What you should do = Set down every entry once more, character for character.

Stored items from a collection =
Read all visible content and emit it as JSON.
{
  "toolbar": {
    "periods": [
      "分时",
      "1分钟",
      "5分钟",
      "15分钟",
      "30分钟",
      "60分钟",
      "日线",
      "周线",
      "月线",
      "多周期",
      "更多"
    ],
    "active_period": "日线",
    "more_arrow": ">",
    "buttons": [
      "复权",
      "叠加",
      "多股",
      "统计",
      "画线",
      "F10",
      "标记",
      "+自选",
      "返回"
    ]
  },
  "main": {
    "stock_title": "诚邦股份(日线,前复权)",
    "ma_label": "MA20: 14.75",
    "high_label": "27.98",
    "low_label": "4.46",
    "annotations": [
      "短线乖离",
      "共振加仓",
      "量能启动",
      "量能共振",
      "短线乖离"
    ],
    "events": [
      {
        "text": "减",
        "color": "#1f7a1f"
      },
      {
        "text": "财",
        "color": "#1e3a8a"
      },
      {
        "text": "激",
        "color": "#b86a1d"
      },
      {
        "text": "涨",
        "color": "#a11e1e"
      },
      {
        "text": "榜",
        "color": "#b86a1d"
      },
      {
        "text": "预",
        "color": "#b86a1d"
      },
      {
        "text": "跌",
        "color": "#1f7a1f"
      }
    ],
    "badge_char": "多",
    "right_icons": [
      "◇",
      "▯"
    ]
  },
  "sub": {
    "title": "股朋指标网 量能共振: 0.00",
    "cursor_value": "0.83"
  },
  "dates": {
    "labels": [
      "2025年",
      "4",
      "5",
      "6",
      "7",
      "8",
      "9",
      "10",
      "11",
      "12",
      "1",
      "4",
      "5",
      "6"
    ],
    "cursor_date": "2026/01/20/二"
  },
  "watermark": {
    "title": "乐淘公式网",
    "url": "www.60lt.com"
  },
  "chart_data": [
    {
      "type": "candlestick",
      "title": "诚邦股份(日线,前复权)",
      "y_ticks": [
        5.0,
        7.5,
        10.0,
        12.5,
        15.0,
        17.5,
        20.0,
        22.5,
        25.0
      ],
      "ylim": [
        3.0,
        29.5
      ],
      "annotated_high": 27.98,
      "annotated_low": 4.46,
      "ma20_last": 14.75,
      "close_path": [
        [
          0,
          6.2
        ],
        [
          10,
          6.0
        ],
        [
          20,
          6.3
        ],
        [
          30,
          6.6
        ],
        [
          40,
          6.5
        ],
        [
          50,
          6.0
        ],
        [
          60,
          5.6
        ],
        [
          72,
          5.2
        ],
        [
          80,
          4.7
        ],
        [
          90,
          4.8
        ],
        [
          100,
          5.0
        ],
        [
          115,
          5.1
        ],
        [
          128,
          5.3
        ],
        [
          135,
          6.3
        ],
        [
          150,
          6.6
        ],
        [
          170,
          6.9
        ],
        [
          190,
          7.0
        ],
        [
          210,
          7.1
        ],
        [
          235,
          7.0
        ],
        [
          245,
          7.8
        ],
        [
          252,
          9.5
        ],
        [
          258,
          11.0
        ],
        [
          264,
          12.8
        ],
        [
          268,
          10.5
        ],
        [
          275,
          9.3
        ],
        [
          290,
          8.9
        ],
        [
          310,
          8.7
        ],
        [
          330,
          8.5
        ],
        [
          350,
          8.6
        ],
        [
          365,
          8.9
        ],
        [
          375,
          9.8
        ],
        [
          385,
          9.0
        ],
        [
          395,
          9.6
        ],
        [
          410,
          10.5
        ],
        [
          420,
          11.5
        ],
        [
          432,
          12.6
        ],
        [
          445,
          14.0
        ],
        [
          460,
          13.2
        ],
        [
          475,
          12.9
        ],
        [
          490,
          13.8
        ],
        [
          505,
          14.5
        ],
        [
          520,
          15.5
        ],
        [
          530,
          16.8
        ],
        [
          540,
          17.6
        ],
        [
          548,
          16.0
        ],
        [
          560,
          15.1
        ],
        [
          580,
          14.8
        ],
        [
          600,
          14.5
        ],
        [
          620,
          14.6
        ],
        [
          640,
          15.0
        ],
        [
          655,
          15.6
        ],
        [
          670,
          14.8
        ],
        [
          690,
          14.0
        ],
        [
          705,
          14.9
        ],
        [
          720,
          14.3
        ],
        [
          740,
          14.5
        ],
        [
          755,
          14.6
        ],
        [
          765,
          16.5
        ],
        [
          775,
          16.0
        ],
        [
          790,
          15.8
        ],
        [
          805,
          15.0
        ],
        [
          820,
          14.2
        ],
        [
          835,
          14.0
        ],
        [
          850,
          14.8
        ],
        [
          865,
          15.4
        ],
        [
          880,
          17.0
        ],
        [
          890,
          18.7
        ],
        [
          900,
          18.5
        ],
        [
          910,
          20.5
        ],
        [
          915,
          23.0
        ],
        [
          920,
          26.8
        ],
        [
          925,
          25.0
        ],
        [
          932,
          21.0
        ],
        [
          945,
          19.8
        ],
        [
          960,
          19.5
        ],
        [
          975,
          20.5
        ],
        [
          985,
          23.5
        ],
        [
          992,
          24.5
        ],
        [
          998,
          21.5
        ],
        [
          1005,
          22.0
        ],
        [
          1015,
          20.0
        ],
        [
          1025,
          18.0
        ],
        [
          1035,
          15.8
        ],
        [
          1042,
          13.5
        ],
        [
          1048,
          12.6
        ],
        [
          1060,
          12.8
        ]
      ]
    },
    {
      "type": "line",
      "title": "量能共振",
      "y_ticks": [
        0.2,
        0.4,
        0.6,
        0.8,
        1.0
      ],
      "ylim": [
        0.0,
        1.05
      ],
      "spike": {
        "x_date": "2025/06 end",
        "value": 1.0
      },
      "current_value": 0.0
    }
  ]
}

Task solution =
Read all visible content and emit it as JSON.
{
  "toolbar": {
    "periods": [
      "分时",
      "1分钟",
      "5分钟",
      "15分钟",
      "30分钟",
      "60分钟",
      "日线",
      "周线",
      "月线",
      "多周期",
      "更多"
    ],
    "active_period": "日线",
    "more_arrow": ">",
    "buttons": [
      "复权",
      "叠加",
      "多股",
      "统计",
      "画线",
      "F10",
      "标记",
      "+自选",
      "返回"
    ]
  },
  "main": {
    "stock_title": "诚邦股份(日线,前复权)",
    "ma_label": "MA20: 14.75",
    "high_label": "27.98",
    "low_label": "4.46",
    "annotations": [
      "短线乖离",
      "共振加仓",
      "量能启动",
      "量能共振",
      "短线乖离"
    ],
    "events": [
      {
        "text": "减",
        "color": "#1f7a1f"
      },
      {
        "text": "财",
        "color": "#1e3a8a"
      },
      {
        "text": "激",
        "color": "#b86a1d"
      },
      {
        "text": "涨",
        "color": "#a11e1e"
      },
      {
        "text": "榜",
        "color": "#b86a1d"
      },
      {
        "text": "预",
        "color": "#b86a1d"
      },
      {
        "text": "跌",
        "color": "#1f7a1f"
      }
    ],
    "badge_char": "多",
    "right_icons": [
      "◇",
      "▯"
    ]
  },
  "sub": {
    "title": "股朋指标网 量能共振: 0.00",
    "cursor_value": "0.83"
  },
  "dates": {
    "labels": [
      "2025年",
      "4",
      "5",
      "6",
      "7",
      "8",
      "9",
      "10",
      "11",
      "12",
      "1",
      "4",
      "5",
      "6"
    ],
    "cursor_date": "2026/01/20/二"
  },
  "watermark": {
    "title": "乐淘公式网",
    "url": "www.60lt.com"
  },
  "chart_data": [
    {
      "type": "candlestick",
      "title": "诚邦股份(日线,前复权)",
      "y_ticks": [
        5.0,
        7.5,
        10.0,
        12.5,
        15.0,
        17.5,
        20.0,
        22.5,
        25.0
      ],
      "ylim": [
        3.0,
        29.5
      ],
      "annotated_high": 27.98,
      "annotated_low": 4.46,
      "ma20_last": 14.75,
      "close_path": [
        [
          0,
          6.2
        ],
        [
          10,
          6.0
        ],
        [
          20,
          6.3
        ],
        [
          30,
          6.6
        ],
        [
          40,
          6.5
        ],
        [
          50,
          6.0
        ],
        [
          60,
          5.6
        ],
        [
          72,
          5.2
        ],
        [
          80,
          4.7
        ],
        [
          90,
          4.8
        ],
        [
          100,
          5.0
        ],
        [
          115,
          5.1
        ],
        [
          128,
          5.3
        ],
        [
          135,
          6.3
        ],
        [
          150,
          6.6
        ],
        [
          170,
          6.9
        ],
        [
          190,
          7.0
        ],
        [
          210,
          7.1
        ],
        [
          235,
          7.0
        ],
        [
          245,
          7.8
        ],
        [
          252,
          9.5
        ],
        [
          258,
          11.0
        ],
        [
          264,
          12.8
        ],
        [
          268,
          10.5
        ],
        [
          275,
          9.3
        ],
        [
          290,
          8.9
        ],
        [
          310,
          8.7
        ],
        [
          330,
          8.5
        ],
        [
          350,
          8.6
        ],
        [
          365,
          8.9
        ],
        [
          375,
          9.8
        ],
        [
          385,
          9.0
        ],
        [
          395,
          9.6
        ],
        [
          410,
          10.5
        ],
        [
          420,
          11.5
        ],
        [
          432,
          12.6
        ],
        [
          445,
          14.0
        ],
        [
          460,
          13.2
        ],
        [
          475,
          12.9
        ],
        [
          490,
          13.8
        ],
        [
          505,
          14.5
        ],
        [
          520,
          15.5
        ],
        [
          530,
          16.8
        ],
        [
          540,
          17.6
        ],
        [
          548,
          16.0
        ],
        [
          560,
          15.1
        ],
        [
          580,
          14.8
        ],
        [
          600,
          14.5
        ],
        [
          620,
          14.6
        ],
        [
          640,
          15.0
        ],
        [
          655,
          15.6
        ],
        [
          670,
          14.8
        ],
        [
          690,
          14.0
        ],
        [
          705,
          14.9
        ],
        [
          720,
          14.3
        ],
        [
          740,
          14.5
        ],
        [
          755,
          14.6
        ],
        [
          765,
          16.5
        ],
        [
          775,
          16.0
        ],
        [
          790,
          15.8
        ],
        [
          805,
          15.0
        ],
        [
          820,
          14.2
        ],
        [
          835,
          14.0
        ],
        [
          850,
          14.8
        ],
        [
          865,
          15.4
        ],
        [
          880,
          17.0
        ],
        [
          890,
          18.7
        ],
        [
          900,
          18.5
        ],
        [
          910,
          20.5
        ],
        [
          915,
          23.0
        ],
        [
          920,
          26.8
        ],
        [
          925,
          25.0
        ],
        [
          932,
          21.0
        ],
        [
          945,
          19.8
        ],
        [
          960,
          19.5
        ],
        [
          975,
          20.5
        ],
        [
          985,
          23.5
        ],
        [
          992,
          24.5
        ],
        [
          998,
          21.5
        ],
        [
          1005,
          22.0
        ],
        [
          1015,
          20.0
        ],
        [
          1025,
          18.0
        ],
        [
          1035,
          15.8
        ],
        [
          1042,
          13.5
        ],
        [
          1048,
          12.6
        ],
        [
          1060,
          12.8
        ]
      ]
    },
    {
      "type": "line",
      "title": "量能共振",
      "y_ticks": [
        0.2,
        0.4,
        0.6,
        0.8,
        1.0
      ],
      "ylim": [
        0.0,
        1.05
      ],
      "spike": {
        "x_date": "2025/06 end",
        "value": 1.0
      },
      "current_value": 0.0
    }
  ]
}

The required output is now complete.